Noninvasive Positive-Pressure Ventilation for Community-Acquired Pneumonia

abstract & commentary

Source: Confalonieri M, et al. Acute respiratory failure in patients with severe community-acquired pneumonia: A prospective randomized evaluation of noninvasive ventilation. Am J Respir Crit Care Med 1999; 160:1585-1591.

This multicenter, prospective, randomized trial compared standard treatment plus noninvasive positive pressure ventilation (NPPV) delivered through a face mask to standard treatment alone in patients with severe community-acquired pneumonia and acute respiratory failure.
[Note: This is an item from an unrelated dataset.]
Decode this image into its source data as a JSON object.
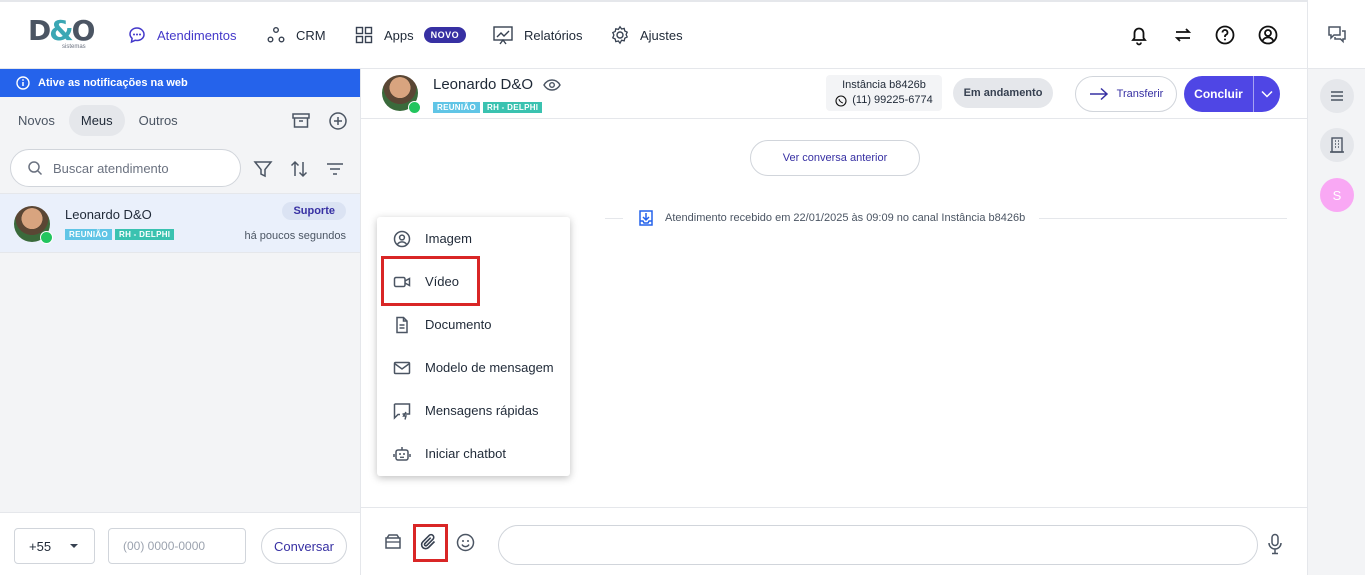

Exclusion criteria were: severe hemodynamic instability, requirement for emergent cardiopulmonary resuscitation, home mechanical ventilation or long-term oxygen supplementation, concomitant severe disease with a low expectation of life, inability to expectorate, or contraindications to the use of the mask.

There were 56 consecutive patients (28 in each arm) enrolled, and the two groups were similar at study entry. The need for endotracheal intubation was 21% in the NPPV groups and 50% in the standard treatment group (P = 0.03). The mean duration of intensive care unit stay was significantly lower in the NPPV group (1.8 days vs 6.0 days, P = 0.04). The two groups had a similar intensity of nursing care workload, time interval from study entry to endotracheal intubation, duration of hospitalization, and hospital mortality. Among patients with chronic obstructive pulmonary disease (COPD), those randomized to NPPV had a lower intensity of nursing care workload (P = 0.04) and improved two-month survival (88.9% vs 37.5%; P = 0.05).
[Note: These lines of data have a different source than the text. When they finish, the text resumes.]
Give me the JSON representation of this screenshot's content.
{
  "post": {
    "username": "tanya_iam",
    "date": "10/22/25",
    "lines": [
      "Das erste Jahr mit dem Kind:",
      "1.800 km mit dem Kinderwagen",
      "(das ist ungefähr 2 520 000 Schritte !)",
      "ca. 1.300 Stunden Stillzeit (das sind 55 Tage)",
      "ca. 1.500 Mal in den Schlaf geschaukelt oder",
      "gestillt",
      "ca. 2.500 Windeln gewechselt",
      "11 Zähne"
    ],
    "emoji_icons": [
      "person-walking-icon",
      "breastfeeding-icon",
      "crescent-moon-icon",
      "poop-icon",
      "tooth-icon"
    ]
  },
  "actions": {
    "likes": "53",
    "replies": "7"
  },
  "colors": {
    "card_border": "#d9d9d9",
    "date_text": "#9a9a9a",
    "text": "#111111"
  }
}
Comment by Stephanie B. Abbuhl, MD, FACEP

This study is important because it is the first randomized, controlled trial to evaluate NPPV in patients with acute respiratory failure caused by community-acquired pneumonia. The authors convincingly showed that NPPV was associated with a significant reduction in the rate of endotracheal intubation and duration of ICU stay. A post-hoc analysis was done (with significant limitations) that suggested a survival advantage at two months in patients with COPD.

Most of the evidence to date has suggested that the benefits of NPPV may be seen primarily in patients with a COPD exacerbation. A meta-analysis of controlled trails with NPPV concluded that in patients with COPD, there is strong evidence that NPPV decreases the need for intubation, decreases mortality, and shortens ICU stay.1 Other potential advantages of NPPV include avoiding the complications of intubation such as ventilation-associated pneumonia and sinusitis, preserving airway defense mechanisms, improving patient comfort, preserving speech and swallowing, and improving clearance of respiratory secretions. The data are more limited in patients with acute respiratory failure not related to COPD. Patients with cardiogenic pulmonary edema appear to benefit from CPAP for certain outcomes, but further studies are needed to clarify the effects of NPPV on hemodynamics and infarction rates in these patients. A multicenter randomized trial in asthma patients is currently under way.

It is encouraging that we may be able to expand our use of NPPV to include carefully selected pneumonia patients. Even though the actual number of ED patients that fit these criteria may be quite small, this study provides us with additional rationale to consider using NPPV in patients (especially with COPD) who have a reasonable chance of needing intubation in the next few hours.

References

1. Keenan SP, et al. Effect of noninvasive positive pressure ventilation on mortality in patients admitted with acute respiratory failure: A meta-analysis. Crit Care Med 1997;27:1685-1692.

21. All of the following are true about noninvasive positive pressure ventilation (NPPV) except:

a. Several studies have shown that NPPV decreases the need for intubation in many chronic obstructive pulmonary disease (COPD) patients.

b. NPPV has been shown to decrease mortality in COPD patients in some studies.

c. In patients with acute respiratory failure and severe community-acquired pneumonia, NPPV has been shown to significantly decrease the need for intubation when compared to a control group.

d. In the randomized, controlled trial of NPPV in patients with respiratory failure and community-acquired pneumonia, there was no difference in the length of ICU stay in the two groups.